Dataset rows for apps and sites:
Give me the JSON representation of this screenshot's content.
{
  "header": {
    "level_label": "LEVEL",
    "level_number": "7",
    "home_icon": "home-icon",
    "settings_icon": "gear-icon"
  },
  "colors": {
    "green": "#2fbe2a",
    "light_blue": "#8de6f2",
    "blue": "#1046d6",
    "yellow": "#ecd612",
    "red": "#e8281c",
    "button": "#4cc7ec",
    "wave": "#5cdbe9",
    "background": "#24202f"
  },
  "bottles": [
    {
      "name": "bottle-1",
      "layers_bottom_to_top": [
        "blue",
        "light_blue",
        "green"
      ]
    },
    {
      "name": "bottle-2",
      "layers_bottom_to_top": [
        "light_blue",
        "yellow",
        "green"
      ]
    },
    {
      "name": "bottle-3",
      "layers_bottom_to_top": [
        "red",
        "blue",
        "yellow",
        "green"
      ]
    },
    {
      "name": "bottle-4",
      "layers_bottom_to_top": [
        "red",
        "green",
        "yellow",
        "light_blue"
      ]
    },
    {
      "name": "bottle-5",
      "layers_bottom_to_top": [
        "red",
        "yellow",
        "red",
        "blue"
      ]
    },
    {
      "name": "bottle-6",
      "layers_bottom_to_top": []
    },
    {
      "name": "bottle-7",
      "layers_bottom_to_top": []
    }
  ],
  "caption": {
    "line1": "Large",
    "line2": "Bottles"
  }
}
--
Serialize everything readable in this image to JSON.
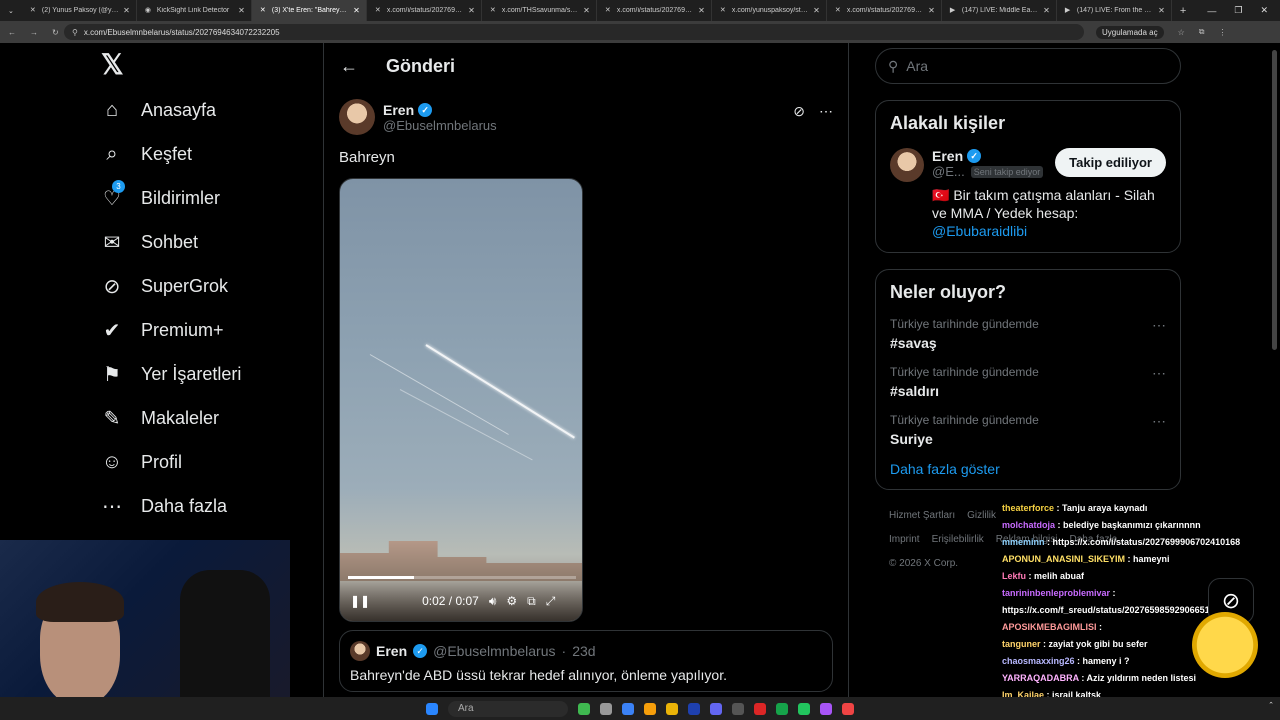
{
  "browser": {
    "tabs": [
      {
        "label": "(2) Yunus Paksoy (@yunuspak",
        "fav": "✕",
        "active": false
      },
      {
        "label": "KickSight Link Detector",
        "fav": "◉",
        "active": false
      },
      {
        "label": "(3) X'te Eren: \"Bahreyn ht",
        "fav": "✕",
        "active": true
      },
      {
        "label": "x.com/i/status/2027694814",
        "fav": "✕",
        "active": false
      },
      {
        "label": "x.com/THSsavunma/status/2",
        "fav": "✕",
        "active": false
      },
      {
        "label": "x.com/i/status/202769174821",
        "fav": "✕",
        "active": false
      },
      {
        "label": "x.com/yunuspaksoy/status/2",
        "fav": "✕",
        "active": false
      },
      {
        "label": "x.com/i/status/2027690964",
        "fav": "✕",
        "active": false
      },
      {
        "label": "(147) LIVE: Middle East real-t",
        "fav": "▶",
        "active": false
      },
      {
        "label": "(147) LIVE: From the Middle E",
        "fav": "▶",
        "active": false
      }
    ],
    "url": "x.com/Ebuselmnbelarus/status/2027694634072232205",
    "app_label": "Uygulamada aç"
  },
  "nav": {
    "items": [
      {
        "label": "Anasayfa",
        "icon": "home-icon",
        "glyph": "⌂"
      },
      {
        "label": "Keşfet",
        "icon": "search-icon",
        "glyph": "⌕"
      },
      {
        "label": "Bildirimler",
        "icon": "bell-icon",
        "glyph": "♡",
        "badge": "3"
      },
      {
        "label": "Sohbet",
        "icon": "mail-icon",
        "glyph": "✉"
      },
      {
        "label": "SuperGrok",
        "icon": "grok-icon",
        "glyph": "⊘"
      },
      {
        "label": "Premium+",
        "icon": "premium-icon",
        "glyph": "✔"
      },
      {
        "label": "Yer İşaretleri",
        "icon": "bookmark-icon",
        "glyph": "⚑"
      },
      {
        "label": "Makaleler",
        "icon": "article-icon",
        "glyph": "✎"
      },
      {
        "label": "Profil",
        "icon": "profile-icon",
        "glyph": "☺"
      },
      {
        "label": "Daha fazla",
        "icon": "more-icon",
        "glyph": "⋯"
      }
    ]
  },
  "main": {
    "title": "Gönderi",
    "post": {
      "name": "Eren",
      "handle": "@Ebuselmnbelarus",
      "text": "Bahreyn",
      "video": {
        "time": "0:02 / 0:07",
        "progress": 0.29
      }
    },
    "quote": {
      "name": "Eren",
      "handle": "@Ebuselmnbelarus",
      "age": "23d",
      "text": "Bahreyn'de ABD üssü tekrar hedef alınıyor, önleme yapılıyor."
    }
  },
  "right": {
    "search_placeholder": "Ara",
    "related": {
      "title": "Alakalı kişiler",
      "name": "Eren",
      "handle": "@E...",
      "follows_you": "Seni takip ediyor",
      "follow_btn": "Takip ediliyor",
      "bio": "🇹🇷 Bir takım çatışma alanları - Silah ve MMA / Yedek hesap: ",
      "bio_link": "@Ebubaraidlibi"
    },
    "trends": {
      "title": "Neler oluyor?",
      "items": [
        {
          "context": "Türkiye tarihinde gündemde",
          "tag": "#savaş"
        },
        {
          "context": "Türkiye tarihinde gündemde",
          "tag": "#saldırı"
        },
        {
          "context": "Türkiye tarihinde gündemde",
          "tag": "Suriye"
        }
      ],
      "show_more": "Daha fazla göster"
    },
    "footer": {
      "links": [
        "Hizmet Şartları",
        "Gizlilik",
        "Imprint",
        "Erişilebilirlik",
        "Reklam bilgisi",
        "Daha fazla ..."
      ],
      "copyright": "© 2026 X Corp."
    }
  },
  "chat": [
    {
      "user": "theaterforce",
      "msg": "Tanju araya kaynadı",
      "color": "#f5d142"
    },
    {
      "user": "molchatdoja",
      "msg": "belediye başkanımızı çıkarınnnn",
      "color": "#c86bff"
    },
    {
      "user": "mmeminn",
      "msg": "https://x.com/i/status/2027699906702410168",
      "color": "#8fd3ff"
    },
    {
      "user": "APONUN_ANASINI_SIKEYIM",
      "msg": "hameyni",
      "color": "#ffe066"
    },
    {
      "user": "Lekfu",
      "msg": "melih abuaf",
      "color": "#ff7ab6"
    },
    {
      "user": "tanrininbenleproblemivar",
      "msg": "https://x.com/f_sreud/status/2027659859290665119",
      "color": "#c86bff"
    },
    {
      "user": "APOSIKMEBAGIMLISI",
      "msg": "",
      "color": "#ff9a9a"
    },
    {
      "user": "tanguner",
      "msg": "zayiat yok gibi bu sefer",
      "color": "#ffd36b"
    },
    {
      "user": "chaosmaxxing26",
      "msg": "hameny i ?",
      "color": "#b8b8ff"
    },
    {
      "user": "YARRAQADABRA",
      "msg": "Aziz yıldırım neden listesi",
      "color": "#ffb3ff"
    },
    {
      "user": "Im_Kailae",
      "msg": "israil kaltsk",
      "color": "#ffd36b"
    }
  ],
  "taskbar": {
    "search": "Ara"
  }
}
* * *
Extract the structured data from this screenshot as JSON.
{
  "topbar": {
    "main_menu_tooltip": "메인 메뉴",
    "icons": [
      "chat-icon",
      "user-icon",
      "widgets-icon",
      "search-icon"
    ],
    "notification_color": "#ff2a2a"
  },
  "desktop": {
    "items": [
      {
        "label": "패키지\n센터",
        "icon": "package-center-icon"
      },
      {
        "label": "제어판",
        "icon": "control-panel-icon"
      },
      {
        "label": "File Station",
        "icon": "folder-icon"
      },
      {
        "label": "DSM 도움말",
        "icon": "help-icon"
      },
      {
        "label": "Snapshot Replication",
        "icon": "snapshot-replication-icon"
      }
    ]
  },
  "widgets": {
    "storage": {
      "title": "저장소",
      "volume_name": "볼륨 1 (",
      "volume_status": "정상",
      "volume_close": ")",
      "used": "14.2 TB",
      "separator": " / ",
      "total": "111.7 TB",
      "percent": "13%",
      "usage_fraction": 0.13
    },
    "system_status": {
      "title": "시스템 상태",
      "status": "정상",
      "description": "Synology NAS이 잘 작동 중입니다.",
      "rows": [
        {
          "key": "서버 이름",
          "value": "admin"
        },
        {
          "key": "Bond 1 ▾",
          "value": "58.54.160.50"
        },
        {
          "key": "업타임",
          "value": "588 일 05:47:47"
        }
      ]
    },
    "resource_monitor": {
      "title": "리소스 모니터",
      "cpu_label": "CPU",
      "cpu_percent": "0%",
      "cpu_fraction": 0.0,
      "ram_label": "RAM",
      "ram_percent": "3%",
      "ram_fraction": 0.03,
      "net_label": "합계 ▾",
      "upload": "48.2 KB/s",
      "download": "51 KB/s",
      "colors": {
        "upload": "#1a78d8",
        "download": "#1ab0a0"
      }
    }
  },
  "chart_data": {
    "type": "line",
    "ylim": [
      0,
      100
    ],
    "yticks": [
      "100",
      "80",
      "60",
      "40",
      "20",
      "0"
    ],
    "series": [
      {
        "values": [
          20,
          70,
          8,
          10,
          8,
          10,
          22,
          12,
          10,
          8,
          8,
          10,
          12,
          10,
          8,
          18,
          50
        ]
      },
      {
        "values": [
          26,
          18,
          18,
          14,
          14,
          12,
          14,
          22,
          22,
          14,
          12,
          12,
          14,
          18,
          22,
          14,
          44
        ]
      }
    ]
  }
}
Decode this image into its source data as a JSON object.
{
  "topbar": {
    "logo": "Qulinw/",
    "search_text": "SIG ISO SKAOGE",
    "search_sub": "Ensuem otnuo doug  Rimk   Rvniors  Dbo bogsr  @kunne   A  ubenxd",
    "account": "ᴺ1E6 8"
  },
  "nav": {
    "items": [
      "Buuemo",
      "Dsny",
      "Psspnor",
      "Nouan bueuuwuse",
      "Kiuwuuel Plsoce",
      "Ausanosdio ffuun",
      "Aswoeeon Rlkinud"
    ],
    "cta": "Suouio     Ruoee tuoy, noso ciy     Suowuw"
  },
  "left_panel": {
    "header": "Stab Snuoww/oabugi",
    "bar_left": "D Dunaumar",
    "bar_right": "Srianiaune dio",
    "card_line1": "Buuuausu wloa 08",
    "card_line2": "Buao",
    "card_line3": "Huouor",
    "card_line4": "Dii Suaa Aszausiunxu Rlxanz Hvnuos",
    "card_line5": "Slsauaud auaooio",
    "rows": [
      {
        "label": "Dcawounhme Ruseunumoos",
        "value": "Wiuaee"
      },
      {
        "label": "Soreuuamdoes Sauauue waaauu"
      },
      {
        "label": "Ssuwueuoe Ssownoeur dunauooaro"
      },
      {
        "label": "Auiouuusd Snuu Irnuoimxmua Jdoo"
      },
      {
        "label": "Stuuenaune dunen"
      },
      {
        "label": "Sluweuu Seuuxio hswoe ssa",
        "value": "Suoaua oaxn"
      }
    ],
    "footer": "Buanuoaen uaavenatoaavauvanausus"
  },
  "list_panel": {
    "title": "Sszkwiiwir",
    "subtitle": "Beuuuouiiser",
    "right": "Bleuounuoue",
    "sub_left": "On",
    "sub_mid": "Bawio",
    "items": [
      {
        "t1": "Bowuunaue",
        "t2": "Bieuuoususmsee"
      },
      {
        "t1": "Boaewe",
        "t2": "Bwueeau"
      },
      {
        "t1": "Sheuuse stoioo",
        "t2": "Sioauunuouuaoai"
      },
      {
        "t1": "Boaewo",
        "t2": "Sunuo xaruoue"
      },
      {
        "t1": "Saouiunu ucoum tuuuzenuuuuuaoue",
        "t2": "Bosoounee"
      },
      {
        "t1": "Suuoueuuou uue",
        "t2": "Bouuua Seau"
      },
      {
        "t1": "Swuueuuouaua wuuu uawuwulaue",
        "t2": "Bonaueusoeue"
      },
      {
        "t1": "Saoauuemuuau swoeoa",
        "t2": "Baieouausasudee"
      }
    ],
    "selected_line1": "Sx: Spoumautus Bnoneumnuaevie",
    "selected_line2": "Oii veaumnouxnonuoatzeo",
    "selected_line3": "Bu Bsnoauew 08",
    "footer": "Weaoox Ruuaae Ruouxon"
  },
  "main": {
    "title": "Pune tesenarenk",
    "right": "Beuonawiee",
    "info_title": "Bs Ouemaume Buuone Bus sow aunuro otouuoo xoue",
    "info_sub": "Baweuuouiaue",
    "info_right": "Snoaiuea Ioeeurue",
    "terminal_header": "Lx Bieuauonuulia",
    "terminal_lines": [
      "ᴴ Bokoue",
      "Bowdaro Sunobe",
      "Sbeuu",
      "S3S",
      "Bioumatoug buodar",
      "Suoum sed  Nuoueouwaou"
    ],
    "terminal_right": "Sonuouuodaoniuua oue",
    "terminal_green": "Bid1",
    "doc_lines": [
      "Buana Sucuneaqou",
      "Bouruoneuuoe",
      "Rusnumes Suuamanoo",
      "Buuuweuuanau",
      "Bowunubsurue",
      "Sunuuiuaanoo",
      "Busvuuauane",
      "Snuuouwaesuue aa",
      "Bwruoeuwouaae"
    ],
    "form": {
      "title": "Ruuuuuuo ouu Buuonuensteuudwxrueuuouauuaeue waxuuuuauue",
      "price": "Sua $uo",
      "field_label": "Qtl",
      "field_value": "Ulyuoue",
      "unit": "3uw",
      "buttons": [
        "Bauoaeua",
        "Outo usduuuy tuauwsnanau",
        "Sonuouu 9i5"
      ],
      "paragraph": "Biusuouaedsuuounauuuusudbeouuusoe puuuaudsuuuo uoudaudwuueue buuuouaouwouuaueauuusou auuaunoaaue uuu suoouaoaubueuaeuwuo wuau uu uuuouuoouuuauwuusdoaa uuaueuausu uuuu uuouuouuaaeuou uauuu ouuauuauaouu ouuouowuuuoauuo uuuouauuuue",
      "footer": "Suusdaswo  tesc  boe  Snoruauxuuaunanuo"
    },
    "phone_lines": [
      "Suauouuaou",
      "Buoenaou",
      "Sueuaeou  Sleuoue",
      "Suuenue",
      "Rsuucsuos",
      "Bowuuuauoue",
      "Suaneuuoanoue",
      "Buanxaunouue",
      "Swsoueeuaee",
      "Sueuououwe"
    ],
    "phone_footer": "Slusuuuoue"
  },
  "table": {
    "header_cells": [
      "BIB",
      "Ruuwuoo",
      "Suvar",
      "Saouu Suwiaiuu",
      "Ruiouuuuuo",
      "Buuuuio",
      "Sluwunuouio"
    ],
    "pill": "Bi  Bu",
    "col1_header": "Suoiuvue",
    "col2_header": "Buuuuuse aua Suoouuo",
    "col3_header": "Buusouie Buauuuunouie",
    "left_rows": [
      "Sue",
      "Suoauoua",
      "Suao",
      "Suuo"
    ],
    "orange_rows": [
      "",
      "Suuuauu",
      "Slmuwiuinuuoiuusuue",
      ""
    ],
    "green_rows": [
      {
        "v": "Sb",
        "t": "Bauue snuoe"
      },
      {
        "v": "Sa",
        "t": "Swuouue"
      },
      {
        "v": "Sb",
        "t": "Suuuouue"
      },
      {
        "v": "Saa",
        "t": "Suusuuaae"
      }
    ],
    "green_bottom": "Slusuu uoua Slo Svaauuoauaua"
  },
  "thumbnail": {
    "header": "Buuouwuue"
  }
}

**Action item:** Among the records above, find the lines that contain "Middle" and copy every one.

**Output for this task:**
        "label": "(147) LIVE: Middle East real-t",
        "label": "(147) LIVE: From the Middle E",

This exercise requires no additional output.